**DATA FOR REVIEW:**
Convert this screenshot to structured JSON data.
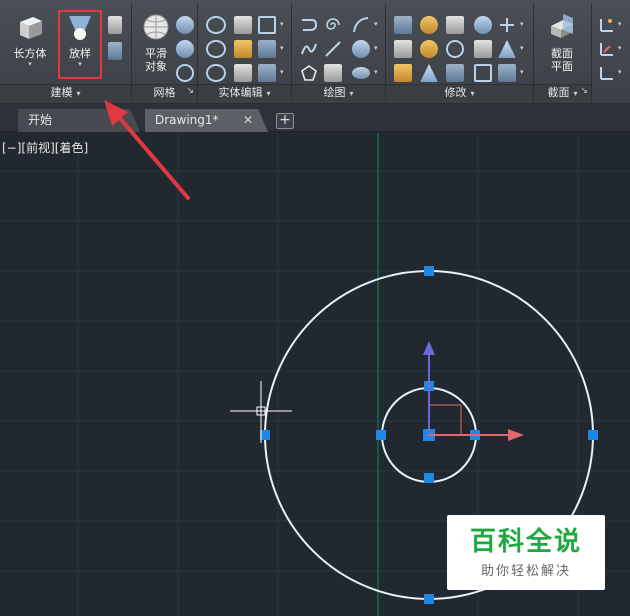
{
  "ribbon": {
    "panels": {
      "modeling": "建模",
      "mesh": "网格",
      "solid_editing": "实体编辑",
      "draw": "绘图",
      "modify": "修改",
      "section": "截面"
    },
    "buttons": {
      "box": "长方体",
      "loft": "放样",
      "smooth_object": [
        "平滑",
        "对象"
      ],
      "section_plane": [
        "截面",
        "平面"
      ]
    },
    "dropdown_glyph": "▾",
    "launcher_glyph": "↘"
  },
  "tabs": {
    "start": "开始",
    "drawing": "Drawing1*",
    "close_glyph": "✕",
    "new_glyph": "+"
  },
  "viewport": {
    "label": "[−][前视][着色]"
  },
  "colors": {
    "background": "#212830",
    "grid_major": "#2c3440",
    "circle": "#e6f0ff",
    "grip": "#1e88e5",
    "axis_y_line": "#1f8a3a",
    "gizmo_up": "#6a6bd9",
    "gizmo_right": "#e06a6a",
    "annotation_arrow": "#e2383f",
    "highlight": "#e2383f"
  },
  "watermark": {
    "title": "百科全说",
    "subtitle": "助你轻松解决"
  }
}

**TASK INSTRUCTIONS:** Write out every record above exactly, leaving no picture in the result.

**ANSWER FOR THIS EXERCISE:**
Convert this screenshot to structured JSON data.
{
  "ribbon": {
    "panels": {
      "modeling": "建模",
      "mesh": "网格",
      "solid_editing": "实体编辑",
      "draw": "绘图",
      "modify": "修改",
      "section": "截面"
    },
    "buttons": {
      "box": "长方体",
      "loft": "放样",
      "smooth_object": [
        "平滑",
        "对象"
      ],
      "section_plane": [
        "截面",
        "平面"
      ]
    },
    "dropdown_glyph": "▾",
    "launcher_glyph": "↘"
  },
  "tabs": {
    "start": "开始",
    "drawing": "Drawing1*",
    "close_glyph": "✕",
    "new_glyph": "+"
  },
  "viewport": {
    "label": "[−][前视][着色]"
  },
  "colors": {
    "background": "#212830",
    "grid_major": "#2c3440",
    "circle": "#e6f0ff",
    "grip": "#1e88e5",
    "axis_y_line": "#1f8a3a",
    "gizmo_up": "#6a6bd9",
    "gizmo_right": "#e06a6a",
    "annotation_arrow": "#e2383f",
    "highlight": "#e2383f"
  },
  "watermark": {
    "title": "百科全说",
    "subtitle": "助你轻松解决"
  }
}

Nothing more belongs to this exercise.